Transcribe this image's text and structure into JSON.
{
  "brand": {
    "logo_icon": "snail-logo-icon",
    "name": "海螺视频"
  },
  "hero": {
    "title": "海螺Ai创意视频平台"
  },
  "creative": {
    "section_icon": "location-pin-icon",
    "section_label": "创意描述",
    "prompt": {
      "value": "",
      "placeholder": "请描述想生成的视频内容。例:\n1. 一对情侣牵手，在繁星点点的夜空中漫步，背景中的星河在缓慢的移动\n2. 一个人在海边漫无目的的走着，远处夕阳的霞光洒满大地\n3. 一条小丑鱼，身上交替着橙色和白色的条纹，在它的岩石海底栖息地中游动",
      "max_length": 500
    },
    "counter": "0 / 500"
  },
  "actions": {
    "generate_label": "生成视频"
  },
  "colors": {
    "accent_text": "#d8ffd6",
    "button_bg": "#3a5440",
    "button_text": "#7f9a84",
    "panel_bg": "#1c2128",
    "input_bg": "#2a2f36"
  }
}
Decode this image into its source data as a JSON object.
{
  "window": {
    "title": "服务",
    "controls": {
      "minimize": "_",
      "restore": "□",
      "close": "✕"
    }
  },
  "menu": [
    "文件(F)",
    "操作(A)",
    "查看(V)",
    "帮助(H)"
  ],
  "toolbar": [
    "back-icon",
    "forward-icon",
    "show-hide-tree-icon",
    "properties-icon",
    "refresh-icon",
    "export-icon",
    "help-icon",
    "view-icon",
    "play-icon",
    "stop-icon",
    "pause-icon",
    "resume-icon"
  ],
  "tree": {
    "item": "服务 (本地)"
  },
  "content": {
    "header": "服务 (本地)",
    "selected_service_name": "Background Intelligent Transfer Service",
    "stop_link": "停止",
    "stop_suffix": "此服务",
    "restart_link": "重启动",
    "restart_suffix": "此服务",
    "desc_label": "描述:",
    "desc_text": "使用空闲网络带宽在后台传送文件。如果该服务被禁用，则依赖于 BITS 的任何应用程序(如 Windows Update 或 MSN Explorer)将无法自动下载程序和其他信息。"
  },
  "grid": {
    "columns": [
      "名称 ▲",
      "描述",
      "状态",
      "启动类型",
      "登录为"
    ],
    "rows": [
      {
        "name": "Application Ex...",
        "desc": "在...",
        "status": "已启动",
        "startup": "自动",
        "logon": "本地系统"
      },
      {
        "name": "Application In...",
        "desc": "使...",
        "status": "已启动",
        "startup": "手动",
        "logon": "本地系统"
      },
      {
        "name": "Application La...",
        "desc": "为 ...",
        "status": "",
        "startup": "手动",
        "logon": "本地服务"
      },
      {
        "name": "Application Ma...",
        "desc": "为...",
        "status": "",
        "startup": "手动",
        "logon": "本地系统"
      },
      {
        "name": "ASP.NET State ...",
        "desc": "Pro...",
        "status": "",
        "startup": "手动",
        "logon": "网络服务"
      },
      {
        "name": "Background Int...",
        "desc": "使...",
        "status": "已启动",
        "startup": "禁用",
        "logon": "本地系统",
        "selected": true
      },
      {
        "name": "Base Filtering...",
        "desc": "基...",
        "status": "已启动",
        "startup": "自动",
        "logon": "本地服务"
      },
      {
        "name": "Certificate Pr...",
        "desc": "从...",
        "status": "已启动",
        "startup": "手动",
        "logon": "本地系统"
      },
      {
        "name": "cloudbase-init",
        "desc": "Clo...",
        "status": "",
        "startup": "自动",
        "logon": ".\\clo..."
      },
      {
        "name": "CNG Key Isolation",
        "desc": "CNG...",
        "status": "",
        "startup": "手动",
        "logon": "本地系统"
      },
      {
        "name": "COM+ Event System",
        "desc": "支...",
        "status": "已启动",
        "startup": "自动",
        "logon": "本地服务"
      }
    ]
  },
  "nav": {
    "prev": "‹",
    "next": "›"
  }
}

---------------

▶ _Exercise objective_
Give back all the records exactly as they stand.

▶ _Exercise result_
Transcribe this image's text and structure into JSON.
{
  "brand": {
    "logo_icon": "snail-logo-icon",
    "name": "海螺视频"
  },
  "hero": {
    "title": "海螺Ai创意视频平台"
  },
  "creative": {
    "section_icon": "location-pin-icon",
    "section_label": "创意描述",
    "prompt": {
      "value": "",
      "placeholder": "请描述想生成的视频内容。例:\n1. 一对情侣牵手，在繁星点点的夜空中漫步，背景中的星河在缓慢的移动\n2. 一个人在海边漫无目的的走着，远处夕阳的霞光洒满大地\n3. 一条小丑鱼，身上交替着橙色和白色的条纹，在它的岩石海底栖息地中游动",
      "max_length": 500
    },
    "counter": "0 / 500"
  },
  "actions": {
    "generate_label": "生成视频"
  },
  "colors": {
    "accent_text": "#d8ffd6",
    "button_bg": "#3a5440",
    "button_text": "#7f9a84",
    "panel_bg": "#1c2128",
    "input_bg": "#2a2f36"
  }
}
Decode this image into its source data as a JSON object.
{
  "window": {
    "title": "服务",
    "controls": {
      "minimize": "_",
      "restore": "□",
      "close": "✕"
    }
  },
  "menu": [
    "文件(F)",
    "操作(A)",
    "查看(V)",
    "帮助(H)"
  ],
  "toolbar": [
    "back-icon",
    "forward-icon",
    "show-hide-tree-icon",
    "properties-icon",
    "refresh-icon",
    "export-icon",
    "help-icon",
    "view-icon",
    "play-icon",
    "stop-icon",
    "pause-icon",
    "resume-icon"
  ],
  "tree": {
    "item": "服务 (本地)"
  },
  "content": {
    "header": "服务 (本地)",
    "selected_service_name": "Background Intelligent Transfer Service",
    "stop_link": "停止",
    "stop_suffix": "此服务",
    "restart_link": "重启动",
    "restart_suffix": "此服务",
    "desc_label": "描述:",
    "desc_text": "使用空闲网络带宽在后台传送文件。如果该服务被禁用，则依赖于 BITS 的任何应用程序(如 Windows Update 或 MSN Explorer)将无法自动下载程序和其他信息。"
  },
  "grid": {
    "columns": [
      "名称 ▲",
      "描述",
      "状态",
      "启动类型",
      "登录为"
    ],
    "rows": [
      {
        "name": "Application Ex...",
        "desc": "在...",
        "status": "已启动",
        "startup": "自动",
        "logon": "本地系统"
      },
      {
        "name": "Application In...",
        "desc": "使...",
        "status": "已启动",
        "startup": "手动",
        "logon": "本地系统"
      },
      {
        "name": "Application La...",
        "desc": "为 ...",
        "status": "",
        "startup": "手动",
        "logon": "本地服务"
      },
      {
        "name": "Application Ma...",
        "desc": "为...",
        "status": "",
        "startup": "手动",
        "logon": "本地系统"
      },
      {
        "name": "ASP.NET State ...",
        "desc": "Pro...",
        "status": "",
        "startup": "手动",
        "logon": "网络服务"
      },
      {
        "name": "Background Int...",
        "desc": "使...",
        "status": "已启动",
        "startup": "禁用",
        "logon": "本地系统",
        "selected": true
      },
      {
        "name": "Base Filtering...",
        "desc": "基...",
        "status": "已启动",
        "startup": "自动",
        "logon": "本地服务"
      },
      {
        "name": "Certificate Pr...",
        "desc": "从...",
        "status": "已启动",
        "startup": "手动",
        "logon": "本地系统"
      },
      {
        "name": "cloudbase-init",
        "desc": "Clo...",
        "status": "",
        "startup": "自动",
        "logon": ".\\clo..."
      },
      {
        "name": "CNG Key Isolation",
        "desc": "CNG...",
        "status": "",
        "startup": "手动",
        "logon": "本地系统"
      },
      {
        "name": "COM+ Event System",
        "desc": "支...",
        "status": "已启动",
        "startup": "自动",
        "logon": "本地服务"
      }
    ]
  },
  "nav": {
    "prev": "‹",
    "next": "›"
  }
}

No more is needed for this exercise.